Anyone worth their weight in Hip Hop can document The Notorious B.I.G.’s short-lived professional highlights with enough research, that is if they don’t have the information committed to memory. From being discovered by Mister Cee to the prestigious 1992 Unsigned Hype nomination in The Source to groundbreaking success through Bad Boy Entertainment, the late rhyme giant’s contributions to Hip Hop granted him a legacy still revered 20 years later. A key factor primarily shown to the world in Big’s maligned 2009 biopic was his rocky rollercoaster of a relationship with real-life wife and labelmate Faith Evans. A love at first sight tale that has never been told from her perspective, she’s used the anniversary of his 45th birthday to commemorate their life together with The King & I.
Replicating the capitalistic concept that was tried on the posthumous Born Again LP, The King & I aims to create new magic out of mostly familiar Biggie verses. With a project of this scope boiling down to exactly how well ancient raps are fused and remixed over R&B compositions, the best efforts of well-established producers aren’t enough to stomach 16 songs and half as many interludes. For every well-intentioned moment like “Legacy,” a Stevie J-ballad where the ex-couple (we’re talking about Biggie here!) exchanges lovey-dovey’s, there’s an unnecessary skit like “Big/Faye” where Notorious lead Gravy relives a reenactment of the entertainers’ introductory conversation just once more.
Maintaining Biggie’s Legacy: Faith Evans Explains Her Goals For “The King & I” Album
Throwback specialist Salaam Remi succeeds at recreating a ‘90s vibe with “Can’t Get Enough,” an up close and personal look at how the promiscuous ways of Brooklyn’s preeminent playboy figure couldn’t be tamed. However, what could have been a friendlier moment here is tarnished by the ghost of Christopher Wallace’s off-putting crass vulgarity, as Faith’s lusty devotion is yet another glaring sign of a decline in the quality of her genre’s songwriting. “Tryna Get By” drops the ball by not aligning the timeless well-measured verses from “Sky’s the Limit” with a matching tempo, one of the numerous examples that utterly fails to properly honor the late great Biggie’s memory.
As much as The King & I gives Faith creative space and freedom, the ambitious attempts at placing new spins on Biggie classics generally fall short. “Got Me Twisted” rebirths Ready To Die opener “Things Done Changed” without adding fresh energy to the mix, and where unheralded West Coast legend Fredwreck transforms Junior Mafia posse cut “We Don’t Need It” into a lowrider slapper, its soulful bridge winds up compromising Lil Cease, who is now well past his prime. A woman’s treatise with bullet points on cooking, independence, and family, the retread “Ten Wife Commandments” strips Big’s infamous drug-dealing instructional of its edge. Fortunately, the gritty element is restored by traditional architects DJ Premier and Jadakiss on “NYC.”

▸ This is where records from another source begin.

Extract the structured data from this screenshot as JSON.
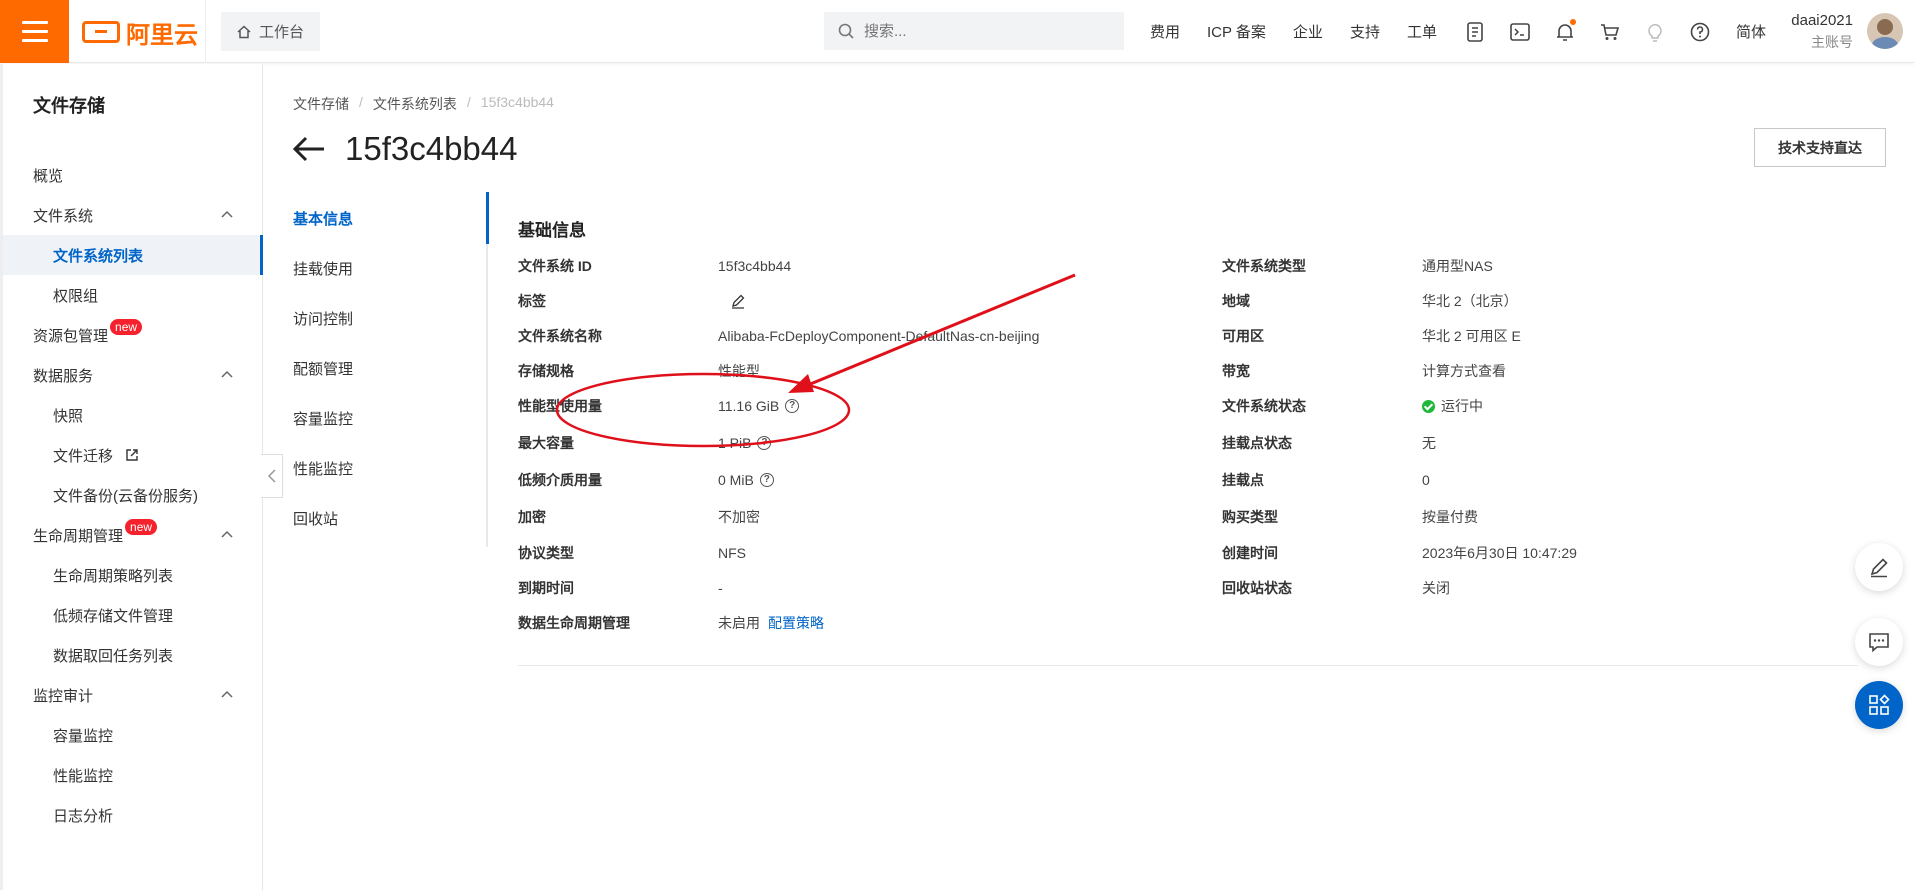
{
  "header": {
    "logo_text": "阿里云",
    "workbench_label": "工作台",
    "search_placeholder": "搜索...",
    "nav": [
      "费用",
      "ICP 备案",
      "企业",
      "支持",
      "工单"
    ],
    "lang": "简体",
    "user_name": "daai2021",
    "user_role": "主账号",
    "accent_color": "#ff6a00"
  },
  "sidebar": {
    "title": "文件存储",
    "items": [
      {
        "label": "概览"
      },
      {
        "label": "文件系统"
      },
      {
        "label": "文件系统列表"
      },
      {
        "label": "权限组"
      },
      {
        "label": "资源包管理",
        "badge": "new"
      },
      {
        "label": "数据服务"
      },
      {
        "label": "快照"
      },
      {
        "label": "文件迁移"
      },
      {
        "label": "文件备份(云备份服务)"
      },
      {
        "label": "生命周期管理",
        "badge": "new"
      },
      {
        "label": "生命周期策略列表"
      },
      {
        "label": "低频存储文件管理"
      },
      {
        "label": "数据取回任务列表"
      },
      {
        "label": "监控审计"
      },
      {
        "label": "容量监控"
      },
      {
        "label": "性能监控"
      },
      {
        "label": "日志分析"
      }
    ]
  },
  "breadcrumb": [
    "文件存储",
    "文件系统列表",
    "15f3c4bb44"
  ],
  "page": {
    "title": "15f3c4bb44",
    "support_button": "技术支持直达"
  },
  "tabs": [
    "基本信息",
    "挂载使用",
    "访问控制",
    "配额管理",
    "容量监控",
    "性能监控",
    "回收站"
  ],
  "basic": {
    "section_title": "基础信息",
    "left": [
      {
        "label": "文件系统 ID",
        "value": "15f3c4bb44"
      },
      {
        "label": "标签",
        "value": ""
      },
      {
        "label": "文件系统名称",
        "value": "Alibaba-FcDeployComponent-DefaultNas-cn-beijing"
      },
      {
        "label": "存储规格",
        "value": "性能型"
      },
      {
        "label": "性能型使用量",
        "value": "11.16 GiB"
      },
      {
        "label": "最大容量",
        "value": "1 PiB"
      },
      {
        "label": "低频介质用量",
        "value": "0 MiB"
      },
      {
        "label": "加密",
        "value": "不加密"
      },
      {
        "label": "协议类型",
        "value": "NFS"
      },
      {
        "label": "到期时间",
        "value": "-"
      },
      {
        "label": "数据生命周期管理",
        "value": "未启用",
        "link": "配置策略"
      }
    ],
    "right": [
      {
        "label": "文件系统类型",
        "value": "通用型NAS"
      },
      {
        "label": "地域",
        "value": "华北 2（北京）"
      },
      {
        "label": "可用区",
        "value": "华北 2 可用区 E"
      },
      {
        "label": "带宽",
        "value": "计算方式查看"
      },
      {
        "label": "文件系统状态",
        "value": "运行中"
      },
      {
        "label": "挂载点状态",
        "value": "无"
      },
      {
        "label": "挂载点",
        "value": "0"
      },
      {
        "label": "购买类型",
        "value": "按量付费"
      },
      {
        "label": "创建时间",
        "value": "2023年6月30日 10:47:29"
      },
      {
        "label": "回收站状态",
        "value": "关闭"
      }
    ]
  }
}
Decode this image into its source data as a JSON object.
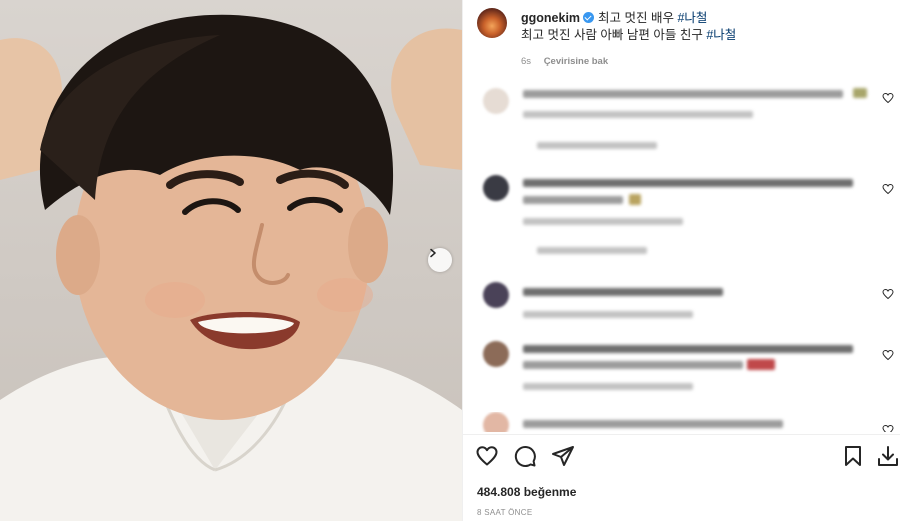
{
  "post": {
    "username": "ggonekim",
    "caption_text": "최고 멋진 배우",
    "caption_tag1": "#나철",
    "caption_line2": "최고 멋진 사람 아빠 남편 아들 친구",
    "caption_tag2": "#나철",
    "age": "6s",
    "see_translation": "Çevirisine bak",
    "likes": "484.808 beğenme",
    "timestamp": "8 SAAT ÖNCE"
  },
  "icons": {
    "next": "chevron-right-icon",
    "like": "heart-icon",
    "comment": "comment-bubble-icon",
    "share": "paper-plane-icon",
    "save": "bookmark-icon",
    "download": "download-icon"
  },
  "colors": {
    "verified": "#3897f0",
    "hashtag": "#00376b",
    "muted": "#8e8e8e"
  }
}
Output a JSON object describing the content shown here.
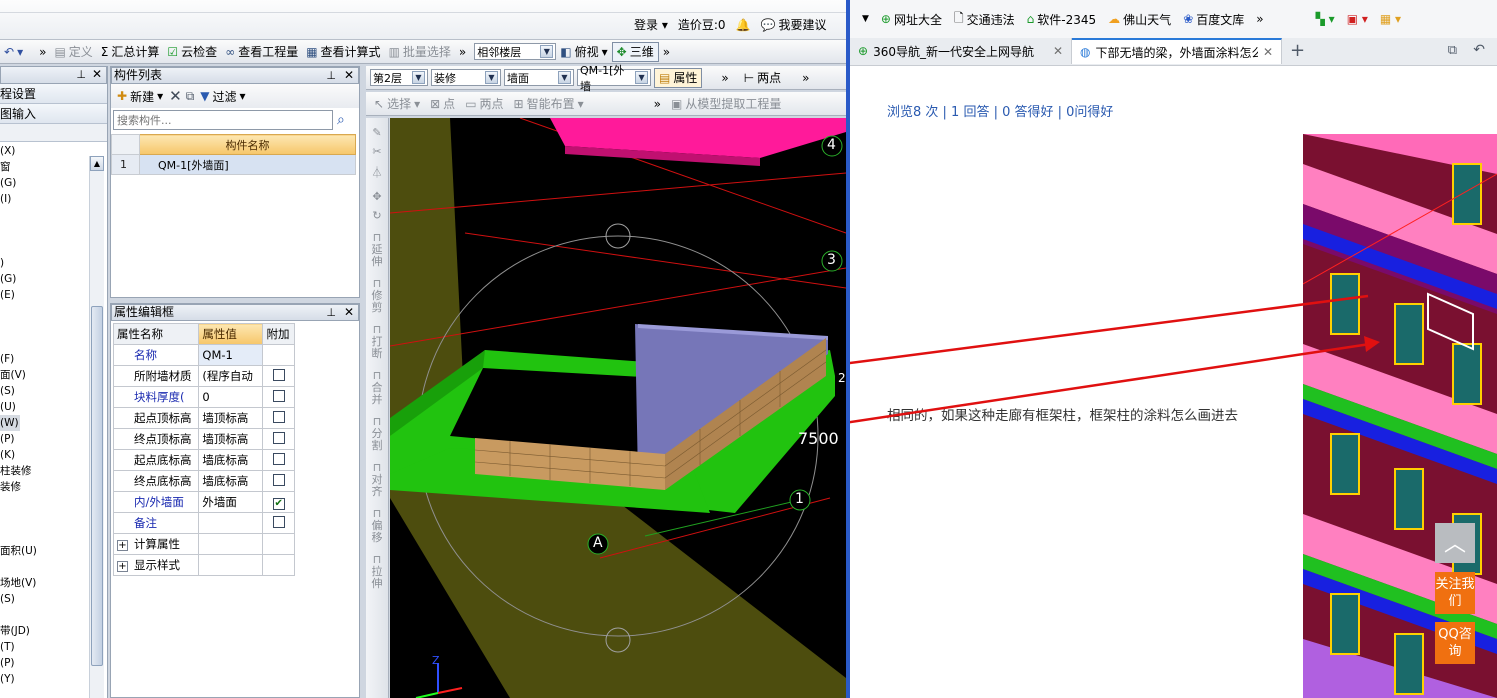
{
  "left_app": {
    "top_bar": {
      "login": "登录",
      "cost_beans": "造价豆:0",
      "suggest": "我要建议"
    },
    "toolbar": {
      "undo": "↶",
      "define": "定义",
      "summary_calc": "汇总计算",
      "cloud_check": "云检查",
      "view_quantity": "查看工程量",
      "view_formula": "查看计算式",
      "batch_select": "批量选择",
      "adjacent_floor": "相邻楼层",
      "top_view": "俯视",
      "three_d": "三维"
    },
    "left_panel": {
      "menu": [
        "程设置",
        "图输入"
      ],
      "tree": [
        "(X)",
        "窗",
        "(G)",
        "(I)",
        "",
        "",
        "",
        ")",
        "(G)",
        "(E)",
        "",
        "",
        "",
        "(F)",
        "面(V)",
        "(S)",
        "(U)",
        "(W)",
        "(P)",
        "(K)",
        "柱装修",
        "装修",
        "",
        "",
        "",
        "面积(U)",
        "",
        "场地(V)",
        "(S)",
        "",
        "带(JD)",
        "(T)",
        "(P)",
        "(Y)"
      ]
    },
    "component_list": {
      "title": "构件列表",
      "new_btn": "新建",
      "filter_btn": "过滤",
      "search_placeholder": "搜索构件...",
      "col_header": "构件名称",
      "rows": [
        {
          "num": "1",
          "name": "QM-1[外墙面]"
        }
      ]
    },
    "property_editor": {
      "title": "属性编辑框",
      "headers": {
        "name": "属性名称",
        "value": "属性值",
        "extra": "附加"
      },
      "rows": [
        {
          "name": "名称",
          "value": "QM-1",
          "checkbox": null
        },
        {
          "name": "所附墙材质",
          "value": "(程序自动",
          "checkbox": false
        },
        {
          "name": "块料厚度(",
          "value": "0",
          "checkbox": false
        },
        {
          "name": "起点顶标高",
          "value": "墙顶标高",
          "checkbox": false
        },
        {
          "name": "终点顶标高",
          "value": "墙顶标高",
          "checkbox": false
        },
        {
          "name": "起点底标高",
          "value": "墙底标高",
          "checkbox": false
        },
        {
          "name": "终点底标高",
          "value": "墙底标高",
          "checkbox": false
        },
        {
          "name": "内/外墙面",
          "value": "外墙面",
          "checkbox": true
        },
        {
          "name": "备注",
          "value": "",
          "checkbox": false
        }
      ],
      "groups": [
        "计算属性",
        "显示样式"
      ]
    },
    "view_toolbar": {
      "floor": "第2层",
      "category": "装修",
      "type": "墙面",
      "component": "QM-1[外墙",
      "properties_btn": "属性",
      "two_points": "两点",
      "select": "选择",
      "point": "点",
      "two_points2": "两点",
      "smart_layout": "智能布置",
      "extract_from_model": "从模型提取工程量"
    },
    "side_tools": [
      "延伸",
      "修剪",
      "打断",
      "合并",
      "分割",
      "对齐",
      "偏移",
      "拉伸"
    ],
    "viewport_labels": {
      "axis_4": "4",
      "axis_3": "3",
      "axis_2": "2",
      "axis_1": "1",
      "axis_a": "A",
      "dim": "7500",
      "z": "Z"
    }
  },
  "browser": {
    "bookmarks": [
      "网址大全",
      "交通违法",
      "软件-2345",
      "佛山天气",
      "百度文库"
    ],
    "tabs": [
      {
        "label": "360导航_新一代安全上网导航",
        "active": false
      },
      {
        "label": "下部无墙的梁，外墙面涂料怎么画",
        "active": true
      }
    ],
    "stats": "浏览8 次 | 1 回答 | 0 答得好 | 0问得好",
    "question_text": "相同的，如果这种走廊有框架柱，框架柱的涂料怎么画进去",
    "side_widgets": {
      "top": "︿",
      "follow": "关注我们",
      "qq": "QQ咨询"
    }
  }
}
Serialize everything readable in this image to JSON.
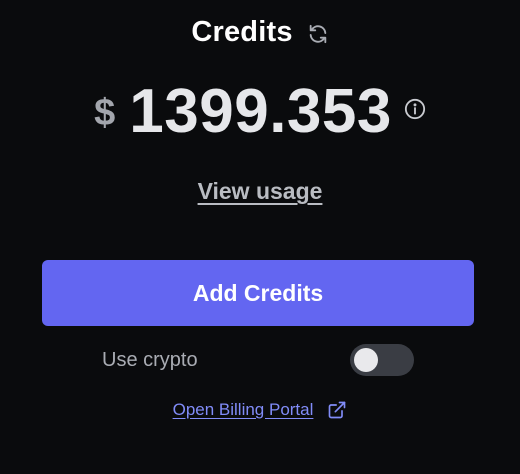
{
  "header": {
    "title": "Credits",
    "refresh_icon": "refresh-icon"
  },
  "balance": {
    "currency_symbol": "$",
    "amount": "1399.353",
    "info_icon": "info-icon"
  },
  "links": {
    "view_usage": "View usage",
    "billing_portal": "Open Billing Portal",
    "billing_portal_icon": "external-link-icon"
  },
  "actions": {
    "add_credits": "Add Credits"
  },
  "crypto": {
    "label": "Use crypto",
    "enabled": false
  },
  "colors": {
    "background": "#0a0b0d",
    "accent": "#6366f1",
    "link": "#818cf8"
  }
}
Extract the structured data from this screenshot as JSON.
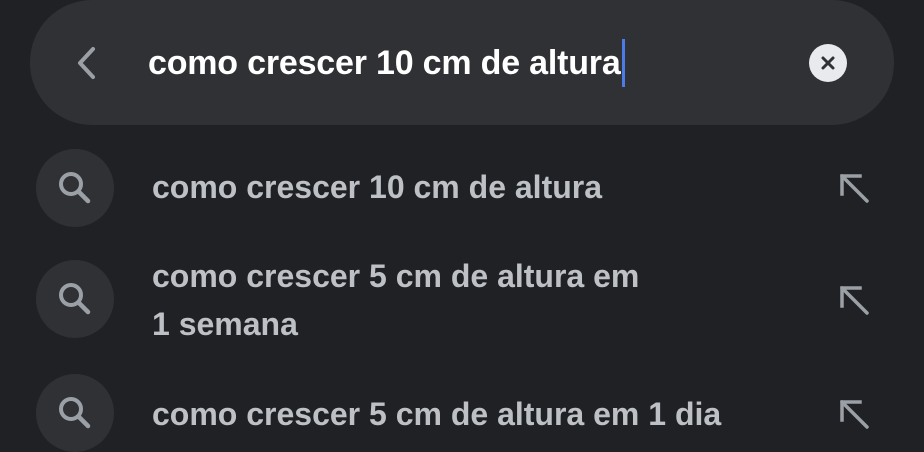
{
  "search": {
    "query": "como crescer 10 cm de altura"
  },
  "icons": {
    "back": "chevron-left-icon",
    "clear": "clear-x-icon",
    "suggestion": "search-icon",
    "fill_query": "arrow-up-left-icon"
  },
  "colors": {
    "background": "#202124",
    "search_bar": "#303134",
    "query_text": "#ffffff",
    "suggestion_text": "#bdc1c6",
    "caret": "#4c7ae6",
    "icon": "#9aa0a6"
  },
  "suggestions": [
    {
      "line1": "como crescer 10 cm de altura",
      "line2": ""
    },
    {
      "line1": "como crescer 5 cm de altura em",
      "line2": "1 semana"
    },
    {
      "line1": "como crescer 5 cm de altura em 1 dia",
      "line2": ""
    }
  ]
}
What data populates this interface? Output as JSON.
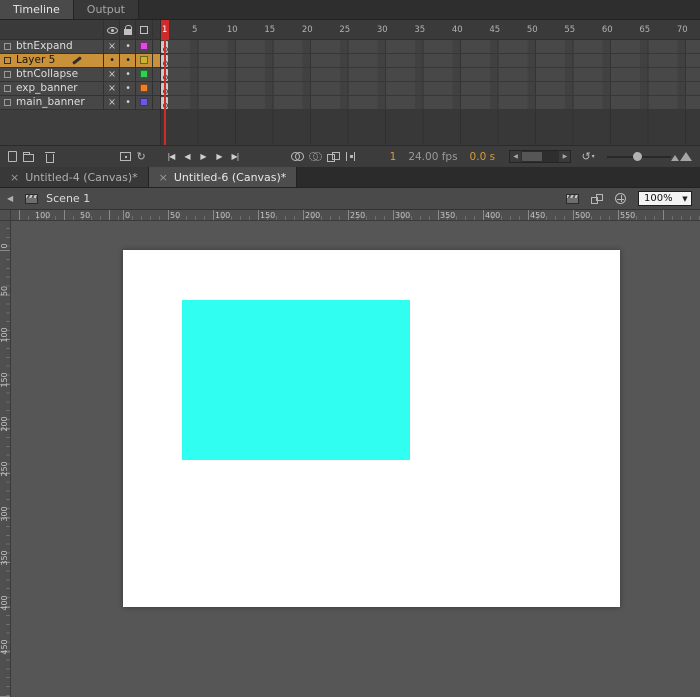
{
  "panel_tabs": [
    {
      "label": "Timeline",
      "active": true
    },
    {
      "label": "Output",
      "active": false
    }
  ],
  "timeline": {
    "frame_numbers": [
      1,
      5,
      10,
      15,
      20,
      25,
      30,
      35,
      40,
      45,
      50,
      55,
      60,
      65,
      70
    ],
    "glyphs": {
      "hidden": "×",
      "dot": "•"
    },
    "layers": [
      {
        "name": "btnExpand",
        "visible": false,
        "locked": false,
        "outline_color": "#e14ae1",
        "selected": false
      },
      {
        "name": "Layer 5",
        "visible": true,
        "locked": false,
        "outline_color": "#c7b52f",
        "selected": true
      },
      {
        "name": "btnCollapse",
        "visible": false,
        "locked": false,
        "outline_color": "#2fd14f",
        "selected": false
      },
      {
        "name": "exp_banner",
        "visible": false,
        "locked": false,
        "outline_color": "#f07f2a",
        "selected": false
      },
      {
        "name": "main_banner",
        "visible": false,
        "locked": false,
        "outline_color": "#6a5ae0",
        "selected": false
      }
    ],
    "toolbar": {
      "playback": [
        "|◀",
        "◀",
        "▶",
        "▶",
        "▶|"
      ],
      "current_frame": "1",
      "frame_rate": "24.00 fps",
      "elapsed_time": "0.0 s",
      "loop_glyph": "↻",
      "reset_glyph": "↺"
    }
  },
  "document_tabs": [
    {
      "label": "Untitled-4 (Canvas)*",
      "close": "×",
      "active": false
    },
    {
      "label": "Untitled-6 (Canvas)*",
      "close": "×",
      "active": true
    }
  ],
  "edit_bar": {
    "scene_label": "Scene 1",
    "zoom_value": "100%"
  },
  "rulers": {
    "horizontal_labels": [
      "100",
      "50",
      "0",
      "50",
      "100",
      "150",
      "200",
      "250",
      "300",
      "350",
      "400",
      "450",
      "500",
      "550"
    ],
    "vertical_labels": [
      "0",
      "50",
      "100",
      "150",
      "200",
      "250",
      "300",
      "350",
      "400",
      "450"
    ]
  },
  "canvas": {
    "stage_color": "#ffffff",
    "shape_color": "#30fef0"
  },
  "colors": {
    "playhead": "#cf2b2b",
    "selected_layer": "#c8913a",
    "counter_orange": "#d89b3a"
  }
}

With The King & I, listeners get a glimpse of the potential impact an original Biggie & Faith collaborative LP could have produced. Unfortunately, moments like “Lovin’ You For Life” where Lil Kim shows up to rehash the elephant in the room that was their duplicitous romantic triangle come off inorganic — if not awkward altogether. Altogether a worthwhile concept that once deserved to see the light of day, excessive filler and intermissions dull the shine of a release should have been actualized while the public demand for Frank White vocals was greater.